Aim of the task | Search each line of the data for the word "mikrofibra"; copy every line where it is found.

Records shown |
━━━━
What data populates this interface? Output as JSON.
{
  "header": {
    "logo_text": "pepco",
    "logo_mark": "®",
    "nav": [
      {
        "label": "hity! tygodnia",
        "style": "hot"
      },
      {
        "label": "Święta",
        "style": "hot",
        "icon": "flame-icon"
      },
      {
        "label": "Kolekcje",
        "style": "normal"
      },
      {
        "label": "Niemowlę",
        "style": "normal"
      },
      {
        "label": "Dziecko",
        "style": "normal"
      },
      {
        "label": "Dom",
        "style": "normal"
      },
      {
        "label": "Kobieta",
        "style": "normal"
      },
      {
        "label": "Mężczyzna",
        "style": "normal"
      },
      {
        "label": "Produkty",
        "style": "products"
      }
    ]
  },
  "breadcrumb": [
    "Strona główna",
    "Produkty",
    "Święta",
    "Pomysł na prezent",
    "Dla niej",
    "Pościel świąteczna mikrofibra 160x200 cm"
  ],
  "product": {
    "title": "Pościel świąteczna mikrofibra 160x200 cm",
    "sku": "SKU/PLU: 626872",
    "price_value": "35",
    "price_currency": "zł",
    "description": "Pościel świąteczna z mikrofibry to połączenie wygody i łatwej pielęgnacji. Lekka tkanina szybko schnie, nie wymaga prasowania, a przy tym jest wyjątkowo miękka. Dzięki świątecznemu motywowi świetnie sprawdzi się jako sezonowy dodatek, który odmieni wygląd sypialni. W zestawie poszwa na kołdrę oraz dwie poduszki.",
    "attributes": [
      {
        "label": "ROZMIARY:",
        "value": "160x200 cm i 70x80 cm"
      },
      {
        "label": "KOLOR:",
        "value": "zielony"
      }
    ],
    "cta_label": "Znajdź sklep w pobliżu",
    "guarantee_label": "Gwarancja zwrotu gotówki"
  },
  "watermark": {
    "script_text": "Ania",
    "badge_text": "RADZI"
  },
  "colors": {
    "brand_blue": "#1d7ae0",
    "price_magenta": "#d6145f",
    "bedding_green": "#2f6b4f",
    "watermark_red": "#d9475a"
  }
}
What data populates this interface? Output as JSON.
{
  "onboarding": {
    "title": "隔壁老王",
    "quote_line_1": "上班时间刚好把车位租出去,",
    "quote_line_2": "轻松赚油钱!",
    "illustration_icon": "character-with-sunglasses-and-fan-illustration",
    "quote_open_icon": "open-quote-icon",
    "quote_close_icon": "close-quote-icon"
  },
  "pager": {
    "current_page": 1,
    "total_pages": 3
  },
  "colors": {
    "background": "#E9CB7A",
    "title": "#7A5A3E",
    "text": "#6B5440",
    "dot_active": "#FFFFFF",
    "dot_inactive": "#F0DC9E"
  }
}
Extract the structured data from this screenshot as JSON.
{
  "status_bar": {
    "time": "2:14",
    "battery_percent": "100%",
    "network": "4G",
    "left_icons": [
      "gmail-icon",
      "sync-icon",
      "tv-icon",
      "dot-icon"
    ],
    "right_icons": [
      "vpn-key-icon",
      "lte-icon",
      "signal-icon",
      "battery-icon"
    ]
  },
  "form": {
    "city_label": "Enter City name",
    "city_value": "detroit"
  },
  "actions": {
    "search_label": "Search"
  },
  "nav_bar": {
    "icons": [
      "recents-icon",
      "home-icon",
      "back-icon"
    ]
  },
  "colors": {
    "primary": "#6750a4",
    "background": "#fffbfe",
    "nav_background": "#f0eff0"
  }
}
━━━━
Finished exercise |
    "Pościel świąteczna mikrofibra 160x200 cm"
    "title": "Pościel świąteczna mikrofibra 160x200 cm",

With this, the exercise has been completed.